[Data about app and page elements]
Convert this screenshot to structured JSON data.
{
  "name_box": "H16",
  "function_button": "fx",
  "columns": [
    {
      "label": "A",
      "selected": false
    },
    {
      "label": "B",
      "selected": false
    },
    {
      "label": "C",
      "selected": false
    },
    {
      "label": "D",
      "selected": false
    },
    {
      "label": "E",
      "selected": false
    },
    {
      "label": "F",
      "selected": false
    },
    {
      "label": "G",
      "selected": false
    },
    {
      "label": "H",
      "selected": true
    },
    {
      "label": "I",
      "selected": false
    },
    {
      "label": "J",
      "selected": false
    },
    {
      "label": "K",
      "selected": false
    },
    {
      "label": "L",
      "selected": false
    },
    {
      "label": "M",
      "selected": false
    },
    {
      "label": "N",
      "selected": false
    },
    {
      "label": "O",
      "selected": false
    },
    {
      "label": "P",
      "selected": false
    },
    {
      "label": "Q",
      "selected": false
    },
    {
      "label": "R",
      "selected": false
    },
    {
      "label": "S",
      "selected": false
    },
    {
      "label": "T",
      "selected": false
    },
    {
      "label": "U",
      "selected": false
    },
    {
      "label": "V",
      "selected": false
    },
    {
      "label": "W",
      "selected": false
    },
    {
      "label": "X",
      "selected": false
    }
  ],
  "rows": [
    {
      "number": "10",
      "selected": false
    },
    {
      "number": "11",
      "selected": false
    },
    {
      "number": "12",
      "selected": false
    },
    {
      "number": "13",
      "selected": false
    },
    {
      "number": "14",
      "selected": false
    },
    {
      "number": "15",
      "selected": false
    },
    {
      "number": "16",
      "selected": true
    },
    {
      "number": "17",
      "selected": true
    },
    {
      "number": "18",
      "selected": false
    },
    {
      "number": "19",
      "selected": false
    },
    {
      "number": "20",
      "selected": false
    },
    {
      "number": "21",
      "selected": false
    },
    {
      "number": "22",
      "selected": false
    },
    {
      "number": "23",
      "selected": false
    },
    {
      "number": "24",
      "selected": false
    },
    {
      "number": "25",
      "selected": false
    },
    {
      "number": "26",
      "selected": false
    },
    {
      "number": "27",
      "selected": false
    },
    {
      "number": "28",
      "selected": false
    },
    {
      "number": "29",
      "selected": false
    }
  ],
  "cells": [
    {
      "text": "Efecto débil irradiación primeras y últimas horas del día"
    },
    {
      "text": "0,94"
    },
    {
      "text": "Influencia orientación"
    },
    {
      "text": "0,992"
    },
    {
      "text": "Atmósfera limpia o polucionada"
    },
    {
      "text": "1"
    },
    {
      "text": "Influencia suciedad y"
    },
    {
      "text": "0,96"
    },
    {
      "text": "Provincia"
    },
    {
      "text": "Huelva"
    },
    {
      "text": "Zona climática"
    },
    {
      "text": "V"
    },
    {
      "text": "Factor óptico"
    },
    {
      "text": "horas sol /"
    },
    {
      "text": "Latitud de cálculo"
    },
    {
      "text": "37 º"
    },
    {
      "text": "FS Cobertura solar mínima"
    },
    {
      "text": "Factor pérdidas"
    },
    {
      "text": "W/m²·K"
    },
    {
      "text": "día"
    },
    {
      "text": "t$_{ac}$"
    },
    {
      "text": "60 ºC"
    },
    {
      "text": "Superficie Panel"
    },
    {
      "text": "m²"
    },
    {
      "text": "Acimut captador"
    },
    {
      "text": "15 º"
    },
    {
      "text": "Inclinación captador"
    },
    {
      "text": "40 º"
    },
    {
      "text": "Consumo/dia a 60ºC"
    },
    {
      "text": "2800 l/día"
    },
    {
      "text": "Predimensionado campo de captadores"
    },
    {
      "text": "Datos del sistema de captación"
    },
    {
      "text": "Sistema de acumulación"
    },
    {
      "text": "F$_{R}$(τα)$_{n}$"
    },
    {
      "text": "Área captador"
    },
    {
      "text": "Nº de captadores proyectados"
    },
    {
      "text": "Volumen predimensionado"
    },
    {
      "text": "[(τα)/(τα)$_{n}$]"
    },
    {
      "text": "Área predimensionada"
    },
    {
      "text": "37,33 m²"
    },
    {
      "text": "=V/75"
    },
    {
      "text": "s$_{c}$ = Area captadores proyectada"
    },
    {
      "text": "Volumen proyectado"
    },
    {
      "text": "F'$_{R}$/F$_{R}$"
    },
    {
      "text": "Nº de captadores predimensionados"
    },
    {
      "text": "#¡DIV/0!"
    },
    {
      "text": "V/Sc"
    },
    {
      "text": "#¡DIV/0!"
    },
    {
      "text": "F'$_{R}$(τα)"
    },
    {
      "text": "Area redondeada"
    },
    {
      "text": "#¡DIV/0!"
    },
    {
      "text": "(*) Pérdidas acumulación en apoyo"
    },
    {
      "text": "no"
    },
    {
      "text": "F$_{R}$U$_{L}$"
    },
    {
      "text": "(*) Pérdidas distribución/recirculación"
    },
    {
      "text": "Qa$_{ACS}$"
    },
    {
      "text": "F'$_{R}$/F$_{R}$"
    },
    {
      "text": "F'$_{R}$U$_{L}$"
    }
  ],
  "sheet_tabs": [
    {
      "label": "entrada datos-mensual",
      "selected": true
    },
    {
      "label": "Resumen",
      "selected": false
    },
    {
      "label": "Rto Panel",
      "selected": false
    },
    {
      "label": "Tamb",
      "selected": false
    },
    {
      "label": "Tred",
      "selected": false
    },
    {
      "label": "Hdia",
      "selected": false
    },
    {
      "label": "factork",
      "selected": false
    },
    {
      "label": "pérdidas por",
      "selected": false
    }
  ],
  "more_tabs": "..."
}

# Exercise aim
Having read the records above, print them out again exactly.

# Solution to this problem
Convert this screenshot to structured JSON data.
{
  "name_box": "H16",
  "function_button": "fx",
  "columns": [
    {
      "label": "A",
      "selected": false
    },
    {
      "label": "B",
      "selected": false
    },
    {
      "label": "C",
      "selected": false
    },
    {
      "label": "D",
      "selected": false
    },
    {
      "label": "E",
      "selected": false
    },
    {
      "label": "F",
      "selected": false
    },
    {
      "label": "G",
      "selected": false
    },
    {
      "label": "H",
      "selected": true
    },
    {
      "label": "I",
      "selected": false
    },
    {
      "label": "J",
      "selected": false
    },
    {
      "label": "K",
      "selected": false
    },
    {
      "label": "L",
      "selected": false
    },
    {
      "label": "M",
      "selected": false
    },
    {
      "label": "N",
      "selected": false
    },
    {
      "label": "O",
      "selected": false
    },
    {
      "label": "P",
      "selected": false
    },
    {
      "label": "Q",
      "selected": false
    },
    {
      "label": "R",
      "selected": false
    },
    {
      "label": "S",
      "selected": false
    },
    {
      "label": "T",
      "selected": false
    },
    {
      "label": "U",
      "selected": false
    },
    {
      "label": "V",
      "selected": false
    },
    {
      "label": "W",
      "selected": false
    },
    {
      "label": "X",
      "selected": false
    }
  ],
  "rows": [
    {
      "number": "10",
      "selected": false
    },
    {
      "number": "11",
      "selected": false
    },
    {
      "number": "12",
      "selected": false
    },
    {
      "number": "13",
      "selected": false
    },
    {
      "number": "14",
      "selected": false
    },
    {
      "number": "15",
      "selected": false
    },
    {
      "number": "16",
      "selected": true
    },
    {
      "number": "17",
      "selected": true
    },
    {
      "number": "18",
      "selected": false
    },
    {
      "number": "19",
      "selected": false
    },
    {
      "number": "20",
      "selected": false
    },
    {
      "number": "21",
      "selected": false
    },
    {
      "number": "22",
      "selected": false
    },
    {
      "number": "23",
      "selected": false
    },
    {
      "number": "24",
      "selected": false
    },
    {
      "number": "25",
      "selected": false
    },
    {
      "number": "26",
      "selected": false
    },
    {
      "number": "27",
      "selected": false
    },
    {
      "number": "28",
      "selected": false
    },
    {
      "number": "29",
      "selected": false
    }
  ],
  "cells": [
    {
      "text": "Efecto débil irradiación primeras y últimas horas del día"
    },
    {
      "text": "0,94"
    },
    {
      "text": "Influencia orientación"
    },
    {
      "text": "0,992"
    },
    {
      "text": "Atmósfera limpia o polucionada"
    },
    {
      "text": "1"
    },
    {
      "text": "Influencia suciedad y"
    },
    {
      "text": "0,96"
    },
    {
      "text": "Provincia"
    },
    {
      "text": "Huelva"
    },
    {
      "text": "Zona climática"
    },
    {
      "text": "V"
    },
    {
      "text": "Factor óptico"
    },
    {
      "text": "horas sol /"
    },
    {
      "text": "Latitud de cálculo"
    },
    {
      "text": "37 º"
    },
    {
      "text": "FS Cobertura solar mínima"
    },
    {
      "text": "Factor pérdidas"
    },
    {
      "text": "W/m²·K"
    },
    {
      "text": "día"
    },
    {
      "text": "t$_{ac}$"
    },
    {
      "text": "60 ºC"
    },
    {
      "text": "Superficie Panel"
    },
    {
      "text": "m²"
    },
    {
      "text": "Acimut captador"
    },
    {
      "text": "15 º"
    },
    {
      "text": "Inclinación captador"
    },
    {
      "text": "40 º"
    },
    {
      "text": "Consumo/dia a 60ºC"
    },
    {
      "text": "2800 l/día"
    },
    {
      "text": "Predimensionado campo de captadores"
    },
    {
      "text": "Datos del sistema de captación"
    },
    {
      "text": "Sistema de acumulación"
    },
    {
      "text": "F$_{R}$(τα)$_{n}$"
    },
    {
      "text": "Área captador"
    },
    {
      "text": "Nº de captadores proyectados"
    },
    {
      "text": "Volumen predimensionado"
    },
    {
      "text": "[(τα)/(τα)$_{n}$]"
    },
    {
      "text": "Área predimensionada"
    },
    {
      "text": "37,33 m²"
    },
    {
      "text": "=V/75"
    },
    {
      "text": "s$_{c}$ = Area captadores proyectada"
    },
    {
      "text": "Volumen proyectado"
    },
    {
      "text": "F'$_{R}$/F$_{R}$"
    },
    {
      "text": "Nº de captadores predimensionados"
    },
    {
      "text": "#¡DIV/0!"
    },
    {
      "text": "V/Sc"
    },
    {
      "text": "#¡DIV/0!"
    },
    {
      "text": "F'$_{R}$(τα)"
    },
    {
      "text": "Area redondeada"
    },
    {
      "text": "#¡DIV/0!"
    },
    {
      "text": "(*) Pérdidas acumulación en apoyo"
    },
    {
      "text": "no"
    },
    {
      "text": "F$_{R}$U$_{L}$"
    },
    {
      "text": "(*) Pérdidas distribución/recirculación"
    },
    {
      "text": "Qa$_{ACS}$"
    },
    {
      "text": "F'$_{R}$/F$_{R}$"
    },
    {
      "text": "F'$_{R}$U$_{L}$"
    }
  ],
  "sheet_tabs": [
    {
      "label": "entrada datos-mensual",
      "selected": true
    },
    {
      "label": "Resumen",
      "selected": false
    },
    {
      "label": "Rto Panel",
      "selected": false
    },
    {
      "label": "Tamb",
      "selected": false
    },
    {
      "label": "Tred",
      "selected": false
    },
    {
      "label": "Hdia",
      "selected": false
    },
    {
      "label": "factork",
      "selected": false
    },
    {
      "label": "pérdidas por",
      "selected": false
    }
  ],
  "more_tabs": "..."
}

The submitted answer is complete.